  3. Phase III. The frequency of court meetings and drug tests reduce in this phase.
  4. Phase IV. The last stage in the Veterans Court involves transitioning from the program to normal life. In Phase IV, you may still have to attend court meetings. However, the main focus of the stage is to continue leading your life as a law-abiding citizen.

The court considers these factors to determine whether your treatment in the Veteran’s court was successful:

  • Your progress while in formal education.
  • Your degree of participation in the treatment, education, and rehabilitation programs.
  • Your career potential.
  • Your contribution to community support.

Frequently Asked Questions on Military Diversion

Under California PC 1001.80, military diversion allows veterans and active military members to receive treatment for their mental health conditions instead of serving jail time for their offenses. For most defendants, this diversion program is the best way to avoid incarceration. Some of the commonly asked questions about military diversion in California include:

  • Can the court terminate the military diversion program before I complete it?

Yes. You must follow several conditions while on the military diversion program. If the agency responsible for the program is dissatisfied with your progress, they could file a progress report with the prosecution. If the court finds that your conduct is unsatisfactory or you are not benefiting from the treatment offered, the court will terminate the program.

  • Will the court seal my record when I complete the military diversion program?

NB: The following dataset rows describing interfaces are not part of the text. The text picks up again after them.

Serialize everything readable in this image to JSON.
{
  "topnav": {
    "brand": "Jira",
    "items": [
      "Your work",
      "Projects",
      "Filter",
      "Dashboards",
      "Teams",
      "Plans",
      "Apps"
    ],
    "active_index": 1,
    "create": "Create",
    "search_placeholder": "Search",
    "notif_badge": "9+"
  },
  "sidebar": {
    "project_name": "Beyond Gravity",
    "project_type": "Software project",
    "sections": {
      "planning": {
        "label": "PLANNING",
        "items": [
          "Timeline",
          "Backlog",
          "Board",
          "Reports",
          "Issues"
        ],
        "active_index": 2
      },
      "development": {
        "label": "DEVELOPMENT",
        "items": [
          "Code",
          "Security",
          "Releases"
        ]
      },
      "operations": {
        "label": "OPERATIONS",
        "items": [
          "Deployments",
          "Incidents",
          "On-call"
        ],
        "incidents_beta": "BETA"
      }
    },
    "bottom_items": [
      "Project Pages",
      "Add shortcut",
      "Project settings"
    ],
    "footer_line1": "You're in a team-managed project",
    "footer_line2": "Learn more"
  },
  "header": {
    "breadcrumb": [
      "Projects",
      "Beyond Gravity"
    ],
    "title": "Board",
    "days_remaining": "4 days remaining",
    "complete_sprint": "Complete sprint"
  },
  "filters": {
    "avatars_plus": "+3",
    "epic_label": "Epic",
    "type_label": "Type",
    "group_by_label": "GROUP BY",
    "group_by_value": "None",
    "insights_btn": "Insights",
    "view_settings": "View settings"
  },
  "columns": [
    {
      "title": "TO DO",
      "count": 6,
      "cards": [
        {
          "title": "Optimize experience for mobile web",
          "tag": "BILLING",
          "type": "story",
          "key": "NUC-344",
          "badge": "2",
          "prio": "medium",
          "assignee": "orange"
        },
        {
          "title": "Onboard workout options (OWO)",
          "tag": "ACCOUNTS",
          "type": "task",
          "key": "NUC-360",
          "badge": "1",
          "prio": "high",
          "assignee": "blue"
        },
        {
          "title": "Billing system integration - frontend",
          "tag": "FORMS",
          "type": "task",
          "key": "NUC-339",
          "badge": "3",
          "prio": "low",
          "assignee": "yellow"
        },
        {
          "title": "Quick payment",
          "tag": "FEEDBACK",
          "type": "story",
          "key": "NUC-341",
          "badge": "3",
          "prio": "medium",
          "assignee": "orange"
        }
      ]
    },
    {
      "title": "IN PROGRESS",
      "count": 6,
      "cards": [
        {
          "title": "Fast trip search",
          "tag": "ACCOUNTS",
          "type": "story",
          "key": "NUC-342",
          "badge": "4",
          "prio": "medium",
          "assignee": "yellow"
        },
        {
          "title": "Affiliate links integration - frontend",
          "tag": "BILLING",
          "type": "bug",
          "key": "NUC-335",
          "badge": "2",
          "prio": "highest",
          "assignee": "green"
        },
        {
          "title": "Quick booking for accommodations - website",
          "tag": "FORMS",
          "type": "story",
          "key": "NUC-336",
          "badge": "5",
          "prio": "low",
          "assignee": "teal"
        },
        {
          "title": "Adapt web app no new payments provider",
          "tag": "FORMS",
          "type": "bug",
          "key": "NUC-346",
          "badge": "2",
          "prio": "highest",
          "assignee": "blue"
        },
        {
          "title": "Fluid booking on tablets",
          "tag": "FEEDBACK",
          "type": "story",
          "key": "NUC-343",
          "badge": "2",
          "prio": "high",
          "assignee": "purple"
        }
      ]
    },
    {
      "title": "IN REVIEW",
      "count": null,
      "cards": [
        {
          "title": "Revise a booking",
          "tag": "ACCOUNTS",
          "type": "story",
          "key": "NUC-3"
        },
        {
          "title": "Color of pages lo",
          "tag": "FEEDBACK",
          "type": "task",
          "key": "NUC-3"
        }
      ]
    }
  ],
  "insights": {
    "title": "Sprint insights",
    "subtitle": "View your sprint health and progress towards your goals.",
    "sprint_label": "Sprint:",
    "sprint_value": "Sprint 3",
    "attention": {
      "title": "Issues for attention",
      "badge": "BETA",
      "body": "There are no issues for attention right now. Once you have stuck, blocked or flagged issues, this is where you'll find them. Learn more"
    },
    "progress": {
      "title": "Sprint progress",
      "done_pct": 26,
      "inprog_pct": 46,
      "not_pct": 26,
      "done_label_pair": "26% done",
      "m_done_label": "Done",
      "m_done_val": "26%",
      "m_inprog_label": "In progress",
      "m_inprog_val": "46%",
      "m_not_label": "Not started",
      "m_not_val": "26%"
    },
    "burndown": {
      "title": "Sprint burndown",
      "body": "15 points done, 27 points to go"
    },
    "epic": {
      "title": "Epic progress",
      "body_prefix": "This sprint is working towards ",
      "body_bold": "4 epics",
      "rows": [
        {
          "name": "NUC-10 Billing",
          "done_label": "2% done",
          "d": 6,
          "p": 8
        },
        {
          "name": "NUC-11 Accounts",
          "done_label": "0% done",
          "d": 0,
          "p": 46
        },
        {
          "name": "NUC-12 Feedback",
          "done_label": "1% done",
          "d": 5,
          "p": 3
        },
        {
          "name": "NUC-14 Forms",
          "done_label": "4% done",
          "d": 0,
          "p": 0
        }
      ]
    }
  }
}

When your conduct is satisfactory, and you complete the diversion program, the court dismisses your misdemeanor charges. After the charge is dismissed, there won’t be records of your arrest. Additionally, you can answer no when asked about any arrests or convictions by potential employers. The only exemption to disclosing an arrest record after a military diversion program is when applying for a position as a peace officer.

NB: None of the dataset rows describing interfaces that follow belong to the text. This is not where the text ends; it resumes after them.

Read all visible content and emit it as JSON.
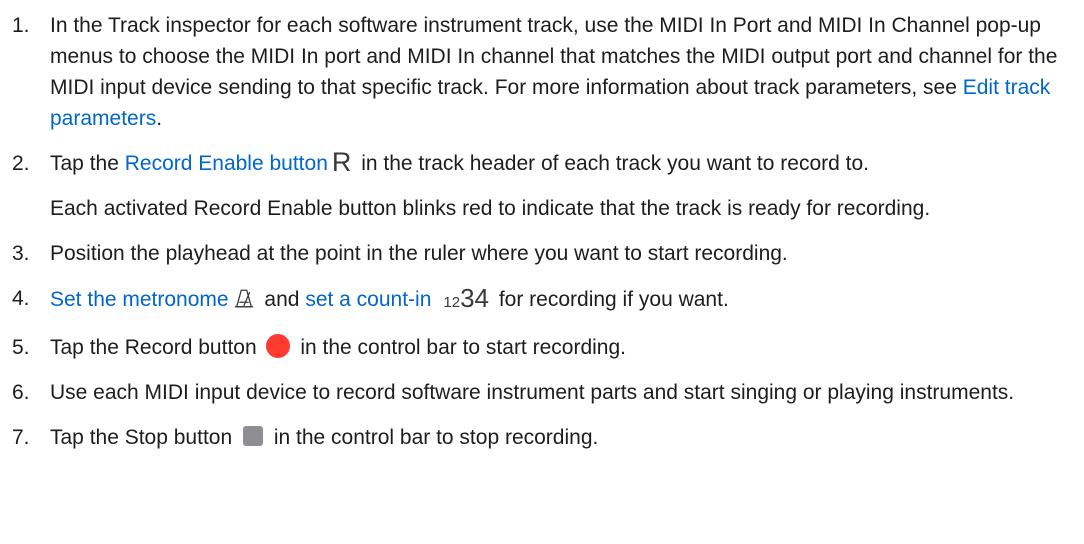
{
  "steps": [
    {
      "number": "1.",
      "text_a": "In the Track inspector for each software instrument track, use the MIDI In Port and MIDI In Channel pop-up menus to choose the MIDI In port and MIDI In channel that matches the MIDI output port and channel for the MIDI input device sending to that specific track. For more information about track parameters, see ",
      "link": "Edit track parameters",
      "text_b": "."
    },
    {
      "number": "2.",
      "text_a": "Tap the ",
      "link": "Record Enable button",
      "icon": "R",
      "text_b": " in the track header of each track you want to record to.",
      "note": "Each activated Record Enable button blinks red to indicate that the track is ready for recording."
    },
    {
      "number": "3.",
      "text_a": "Position the playhead at the point in the ruler where you want to start recording."
    },
    {
      "number": "4.",
      "link_a": "Set the metronome",
      "text_a": " and ",
      "link_b": "set a count-in",
      "icon_small": "12",
      "icon_big": "34",
      "text_b": " for recording if you want."
    },
    {
      "number": "5.",
      "text_a": "Tap the Record button ",
      "text_b": " in the control bar to start recording."
    },
    {
      "number": "6.",
      "text_a": "Use each MIDI input device to record software instrument parts and start singing or playing instruments."
    },
    {
      "number": "7.",
      "text_a": "Tap the Stop button ",
      "text_b": " in the control bar to stop recording."
    }
  ],
  "colors": {
    "text": "#1d1d1f",
    "link": "#0066cc",
    "record": "#ff3b30",
    "stop": "#8e8e93"
  },
  "icons": {
    "record_enable": "record-enable-icon",
    "metronome": "metronome-icon",
    "count_in": "count-in-icon",
    "record": "record-icon",
    "stop": "stop-icon"
  }
}
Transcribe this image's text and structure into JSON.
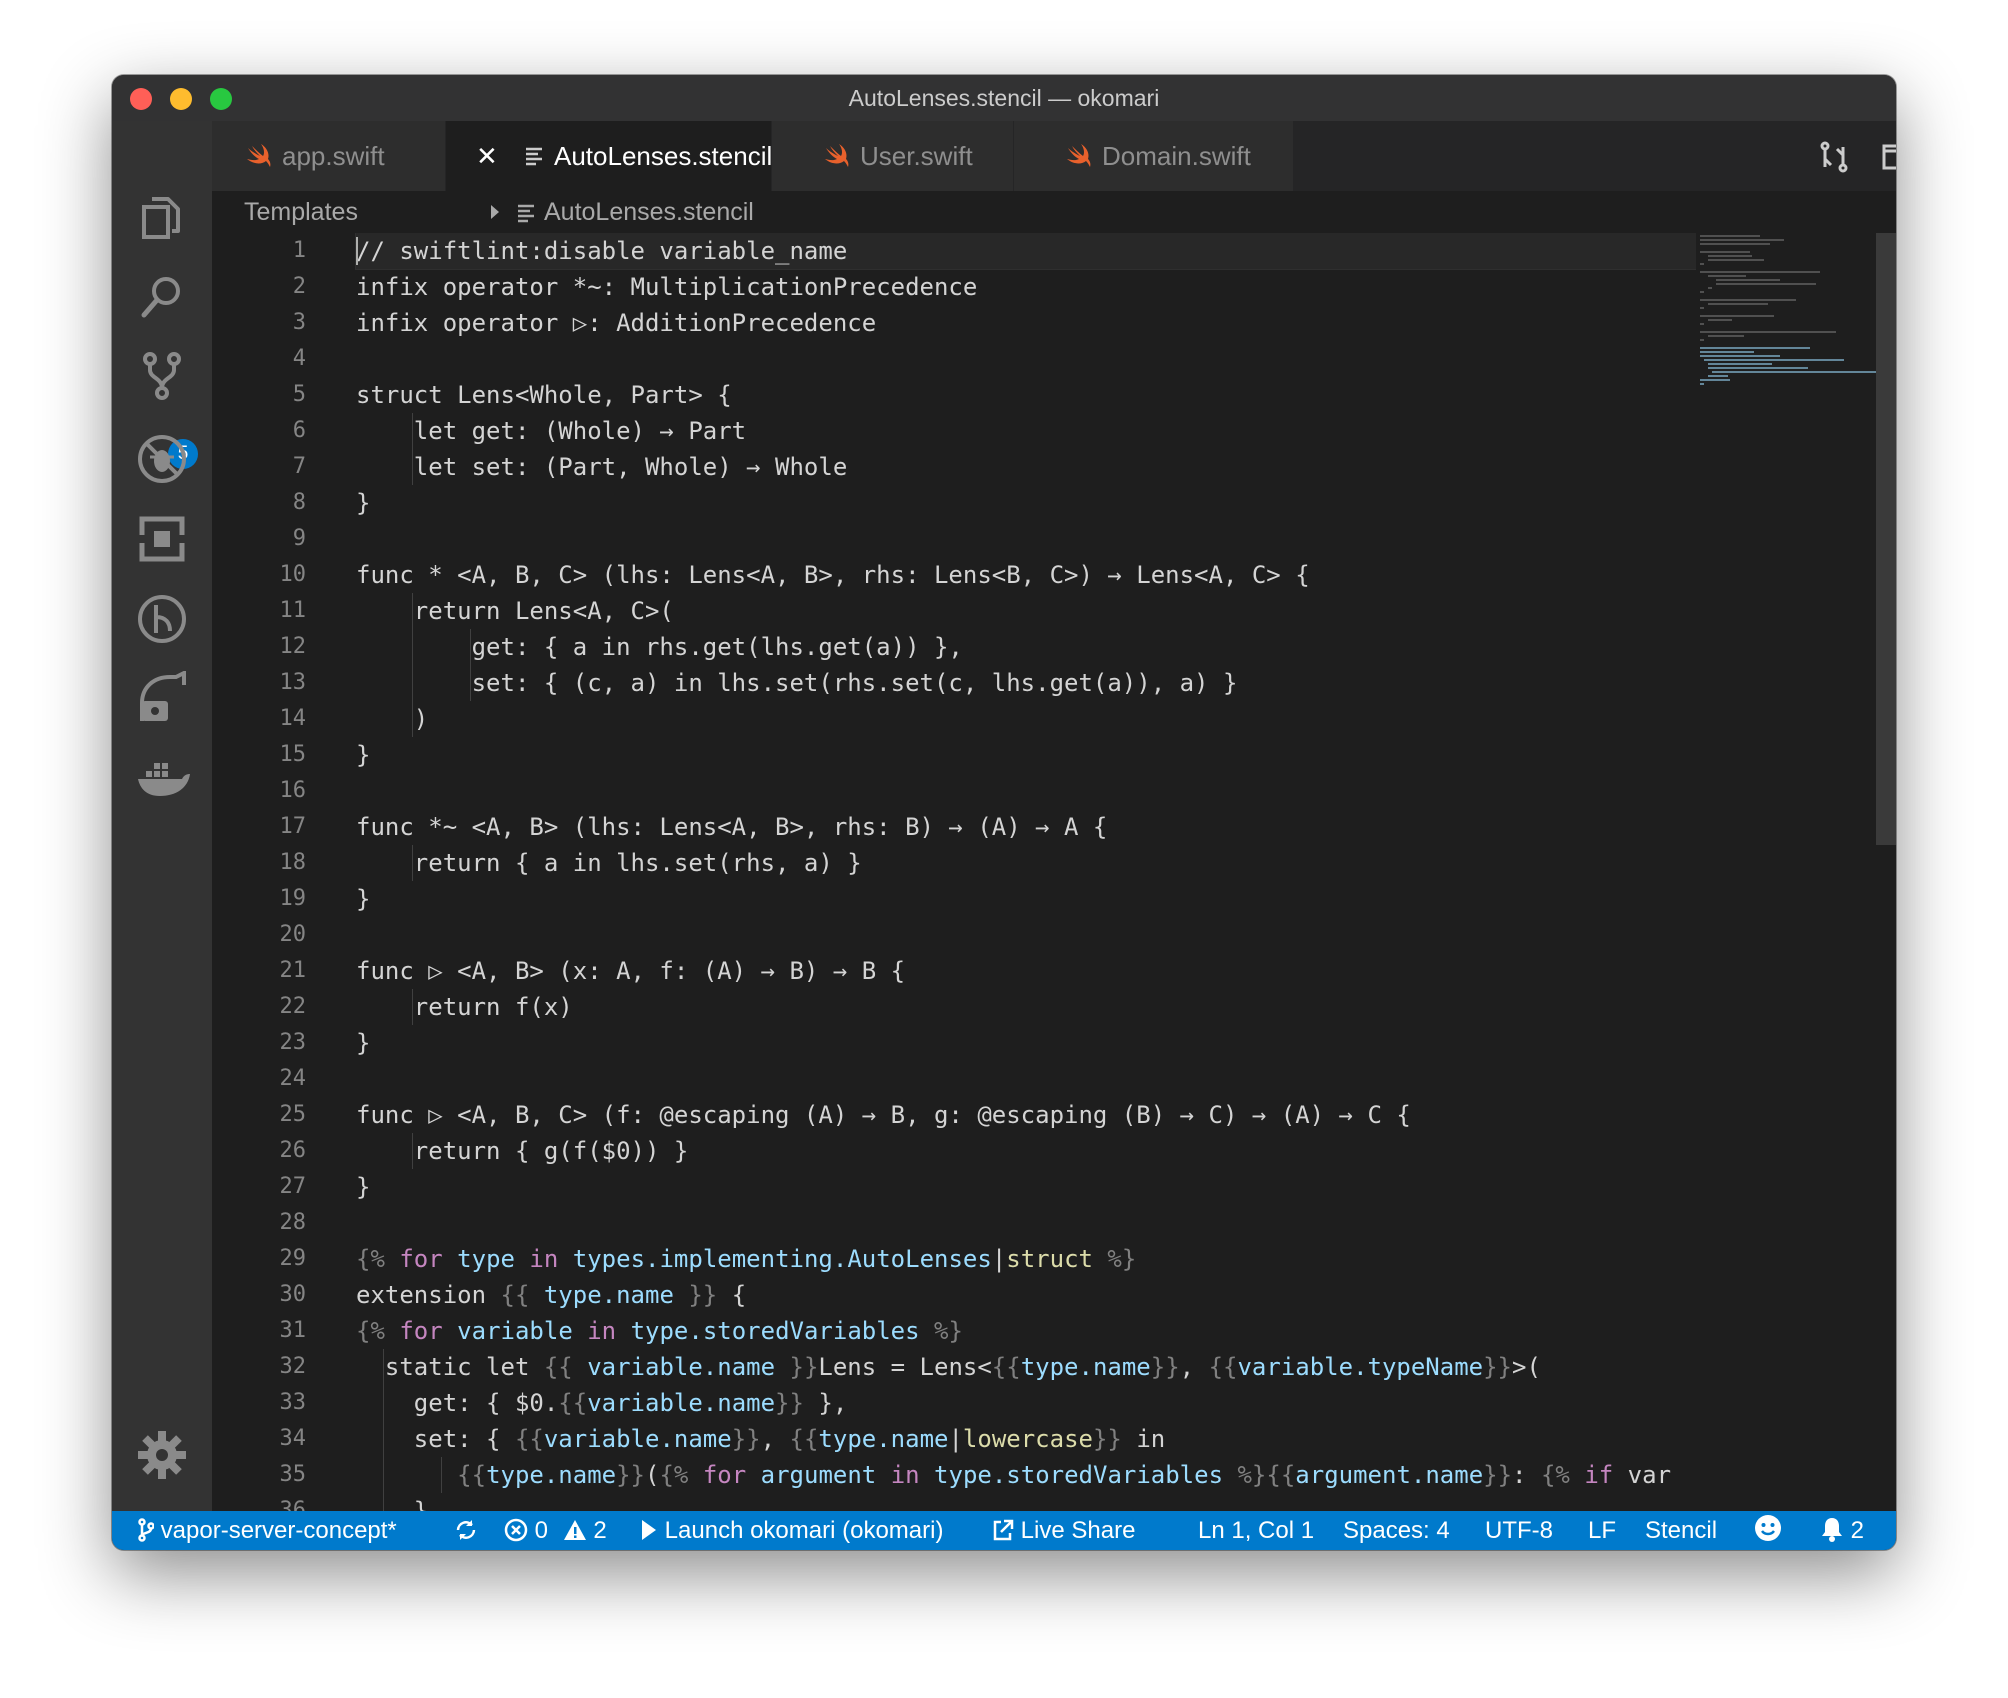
{
  "window": {
    "title": "AutoLenses.stencil — okomari"
  },
  "colors": {
    "accent": "#007acc",
    "swift_icon": "#e8612c",
    "editor_bg": "#1e1e1e",
    "keyword": "#c586c0",
    "variable": "#9cdcfe",
    "function": "#dcdcaa"
  },
  "activity_bar": {
    "items": [
      {
        "icon": "explorer-icon"
      },
      {
        "icon": "search-icon"
      },
      {
        "icon": "source-control-icon",
        "badge": "5"
      },
      {
        "icon": "debug-icon"
      },
      {
        "icon": "extensions-icon"
      },
      {
        "icon": "timeline-icon"
      },
      {
        "icon": "remote-explorer-icon"
      },
      {
        "icon": "docker-icon"
      }
    ],
    "settings_icon": "gear-icon"
  },
  "tabs": [
    {
      "label": "app.swift",
      "icon": "swift-icon",
      "active": false
    },
    {
      "label": "AutoLenses.stencil",
      "icon": "file-lines-icon",
      "active": true,
      "close": "✕"
    },
    {
      "label": "User.swift",
      "icon": "swift-icon",
      "active": false
    },
    {
      "label": "Domain.swift",
      "icon": "swift-icon",
      "active": false
    }
  ],
  "editor_actions": [
    "open-changes-icon",
    "split-editor-icon",
    "more-icon"
  ],
  "breadcrumb": {
    "folder": "Templates",
    "file": "AutoLenses.stencil"
  },
  "code": {
    "line_numbers": [
      "1",
      "2",
      "3",
      "4",
      "5",
      "6",
      "7",
      "8",
      "9",
      "10",
      "11",
      "12",
      "13",
      "14",
      "15",
      "16",
      "17",
      "18",
      "19",
      "20",
      "21",
      "22",
      "23",
      "24",
      "25",
      "26",
      "27",
      "28",
      "29",
      "30",
      "31",
      "32",
      "33",
      "34",
      "35",
      "36"
    ],
    "lines": [
      "// swiftlint:disable variable_name",
      "infix operator *~: MultiplicationPrecedence",
      "infix operator ▷: AdditionPrecedence",
      "",
      "struct Lens<Whole, Part> {",
      "    let get: (Whole) → Part",
      "    let set: (Part, Whole) → Whole",
      "}",
      "",
      "func * <A, B, C> (lhs: Lens<A, B>, rhs: Lens<B, C>) → Lens<A, C> {",
      "    return Lens<A, C>(",
      "        get: { a in rhs.get(lhs.get(a)) },",
      "        set: { (c, a) in lhs.set(rhs.set(c, lhs.get(a)), a) }",
      "    )",
      "}",
      "",
      "func *~ <A, B> (lhs: Lens<A, B>, rhs: B) → (A) → A {",
      "    return { a in lhs.set(rhs, a) }",
      "}",
      "",
      "func ▷ <A, B> (x: A, f: (A) → B) → B {",
      "    return f(x)",
      "}",
      "",
      "func ▷ <A, B, C> (f: @escaping (A) → B, g: @escaping (B) → C) → (A) → C {",
      "    return { g(f($0)) }",
      "}",
      "",
      "{% for type in types.implementing.AutoLenses|struct %}",
      "extension {{ type.name }} {",
      "{% for variable in type.storedVariables %}",
      "  static let {{ variable.name }}Lens = Lens<{{type.name}}, {{variable.typeName}}>(",
      "    get: { $0.{{variable.name}} },",
      "    set: { {{variable.name}}, {{type.name|lowercase}} in",
      "       {{type.name}}({% for argument in type.storedVariables %}{{argument.name}}: {% if varia",
      "    }"
    ]
  },
  "status_bar": {
    "branch": "vapor-server-concept*",
    "errors": "0",
    "warnings": "2",
    "launch": "Launch okomari (okomari)",
    "live_share": "Live Share",
    "position": "Ln 1, Col 1",
    "spaces": "Spaces: 4",
    "encoding": "UTF-8",
    "eol": "LF",
    "language": "Stencil",
    "notifications": "2"
  }
}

  • Does the military diversion reverse a driver’s license suspension?

Military diversion is offered right before your criminal proceedings. When you face an arrest for drunk driving in California, the Department of Motor Vehicle could suspend your driver’s license even before you appear in court. Although military diversion is available for defendants facing DUI charges, completing the program will not limit the DMV’s authority to suspend your license.

  • Do I need an expungement after military diversion?

An expungement is a legal proceeding where the court allows you to withdraw your guilty plea and avoid the negative impact of your conviction. When entering a military diversion program, you will not need to plead guilty to your charges. Therefore, there is no conviction and expunging your record is not necessary.

  • How long does the military diversion program take?

Military diversion programs last between twelve to twenty-four months. Legally, the period it takes for your criminal charges to be diverted is less than two years. However, if you fail to follow the program's conditions, your criminal proceedings will continue as if you never entered the program.

Find a Reliable Defense Attorney Near Me

Entry into a military diversion program is a great way to avoid spending time in jail and receiving the treatment you need. However, not all veterans or active military members are eligible for this pretrial diversion. California Penal Code 1001.80 is only available for military members facing misdemeanor charges and undergoing PTSD, sexual trauma, or other psychological disorders.

The legal issues around military diversion can be complicated when you are a first-time offender. Your choice of an attorney can make a difference between incarceration and receiving the much-needed treatment in a comfortable and safe atmosphere. At Los Angeles Criminal Attorney, we will review the facts of your case and ensure that you benefit from alternative sentencing schemes. If you are a veteran or military member facing criminal charges in Los Angeles, CA, you will need our expert legal guidance. Contact us today at 424-333-0943 to discuss your case.